I continue dancing, I clap and sing along with the rest. I continue to smile. In fact, I have one of the most exciting nights of my life—I’m all over the dance floor, making new friends and shouting in conversation with people I already know; I’m all over this party, wall to wall, skipping around like a lunatic.
Except there’s one place I don’t go. One place I’ve permanently excluded from my field of vision, one small corner held firmly out of mind.
Two hours later, I walk home with my friends. It’s freezing but we’re all enjoying ourselves, singing children’s songs and hopping over sidewalk cracks. It’s amusing to think about how studious everyone is during the week, hilarious to watch these study freaks, my closest friends, cavorting around like four-year-olds. Everyone has an alter ego; people are so different on the weekend. People change.
That’s when I remember that we aren’t children anymore, that there’s no fantasy here, just the hot, sweaty truth, and that even the weekends are not exempt from reality. I remember.
I see her tonight, and I see her again tomorrow and nearly every day for the rest of the semester. When we next meet, we say hello and talk to one another, and we become good friends, but we don’t really talk, not anymore.
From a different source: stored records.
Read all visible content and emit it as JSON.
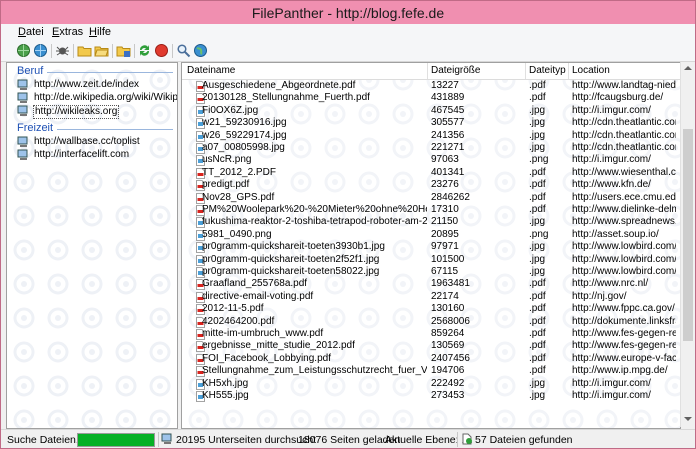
{
  "window": {
    "title": "FilePanther - http://blog.fefe.de"
  },
  "menu": {
    "items": [
      {
        "label": "Datei",
        "u": "D",
        "rest": "atei"
      },
      {
        "label": "Extras",
        "u": "E",
        "rest": "xtras"
      },
      {
        "label": "Hilfe",
        "u": "H",
        "rest": "ilfe"
      }
    ]
  },
  "toolbar": {
    "icons": [
      "globe-add-icon",
      "globe-remove-icon",
      "spider-icon",
      "folder-add-icon",
      "folder-open-icon",
      "folder-save-icon",
      "refresh-icon",
      "stop-icon",
      "search-icon",
      "web-icon"
    ]
  },
  "tree": {
    "groups": [
      {
        "label": "Beruf",
        "items": [
          {
            "text": "http://www.zeit.de/index",
            "selected": false
          },
          {
            "text": "http://de.wikipedia.org/wiki/Wikipedia:",
            "selected": false
          },
          {
            "text": "http://wikileaks.org",
            "selected": true
          }
        ]
      },
      {
        "label": "Freizeit",
        "items": [
          {
            "text": "http://wallbase.cc/toplist",
            "selected": false
          },
          {
            "text": "http://interfacelift.com",
            "selected": false
          }
        ]
      }
    ]
  },
  "table": {
    "columns": [
      "Dateiname",
      "Dateigröße",
      "Dateityp",
      "Location"
    ],
    "rows": [
      [
        "Ausgeschiedene_Abgeordnete.pdf",
        "13227",
        ".pdf",
        "http://www.landtag-nieder..."
      ],
      [
        "20130128_Stellungnahme_Fuerth.pdf",
        "431889",
        ".pdf",
        "http://fcaugsburg.de/"
      ],
      [
        "Fi0OX6Z.jpg",
        "467545",
        ".jpg",
        "http://i.imgur.com/"
      ],
      [
        "w21_59230916.jpg",
        "305577",
        ".jpg",
        "http://cdn.theatlantic.com/"
      ],
      [
        "w26_59229174.jpg",
        "241356",
        ".jpg",
        "http://cdn.theatlantic.com/"
      ],
      [
        "a07_00805998.jpg",
        "221271",
        ".jpg",
        "http://cdn.theatlantic.com/"
      ],
      [
        "usNcR.png",
        "97063",
        ".png",
        "http://i.imgur.com/"
      ],
      [
        "TT_2012_2.PDF",
        "401341",
        ".pdf",
        "http://www.wiesenthal.co..."
      ],
      [
        "predigt.pdf",
        "23276",
        ".pdf",
        "http://www.kfn.de/"
      ],
      [
        "Nov28_GPS.pdf",
        "2846262",
        ".pdf",
        "http://users.ece.cmu.edu/"
      ],
      [
        "PM%20Woolepark%20-%20Mieter%20ohne%20Heizung.pdf",
        "17310",
        ".pdf",
        "http://www.dielinke-delme..."
      ],
      [
        "fukushima-reaktor-2-toshiba-tetrapod-roboter-am-2012-12-1...",
        "21150",
        ".jpg",
        "http://www.spreadnews.de/"
      ],
      [
        "5981_0490.png",
        "20895",
        ".png",
        "http://asset.soup.io/"
      ],
      [
        "pr0gramm-quickshareit-toeten3930b1.jpg",
        "97971",
        ".jpg",
        "http://www.lowbird.com/"
      ],
      [
        "pr0gramm-quickshareit-toeten2f52f1.jpg",
        "101500",
        ".jpg",
        "http://www.lowbird.com/"
      ],
      [
        "pr0gramm-quickshareit-toeten58022.jpg",
        "67115",
        ".jpg",
        "http://www.lowbird.com/"
      ],
      [
        "Graafland_255768a.pdf",
        "1963481",
        ".pdf",
        "http://www.nrc.nl/"
      ],
      [
        "directive-email-voting.pdf",
        "22174",
        ".pdf",
        "http://nj.gov/"
      ],
      [
        "2012-11-5.pdf",
        "130160",
        ".pdf",
        "http://www.fppc.ca.gov/"
      ],
      [
        "4202464200.pdf",
        "2568006",
        ".pdf",
        "http://dokumente.linksfrak..."
      ],
      [
        "mitte-im-umbruch_www.pdf",
        "859264",
        ".pdf",
        "http://www.fes-gegen-rec..."
      ],
      [
        "ergebnisse_mitte_studie_2012.pdf",
        "130569",
        ".pdf",
        "http://www.fes-gegen-rec..."
      ],
      [
        "FOI_Facebook_Lobbying.pdf",
        "2407456",
        ".pdf",
        "http://www.europe-v-face..."
      ],
      [
        "Stellungnahme_zum_Leistungsschutzrecht_fuer_Verleger....",
        "194706",
        ".pdf",
        "http://www.ip.mpg.de/"
      ],
      [
        "KH5xh.jpg",
        "222492",
        ".jpg",
        "http://i.imgur.com/"
      ],
      [
        "KH555.jpg",
        "273453",
        ".jpg",
        "http://i.imgur.com/"
      ]
    ]
  },
  "status": {
    "searching": "Suche Dateien...",
    "progress": 1.0,
    "subpages": "20195 Unterseiten durchsucht",
    "loaded": "18076 Seiten geladen",
    "level": "Aktuelle Ebene: 11",
    "found": "57 Dateien gefunden"
  },
  "colors": {
    "accent": "#f08fb0",
    "progress": "#06b025",
    "group": "#1e50b4"
  }
}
We even go to parties together, and afterwards she tells me that she had a great time and I tell her that I did too, that I loved the music and the dancing and the lights, even though only one of us had a good time—and only one of us was dancing.
I’ve never been high in my life, but I imagine this is what it feels like on the way down.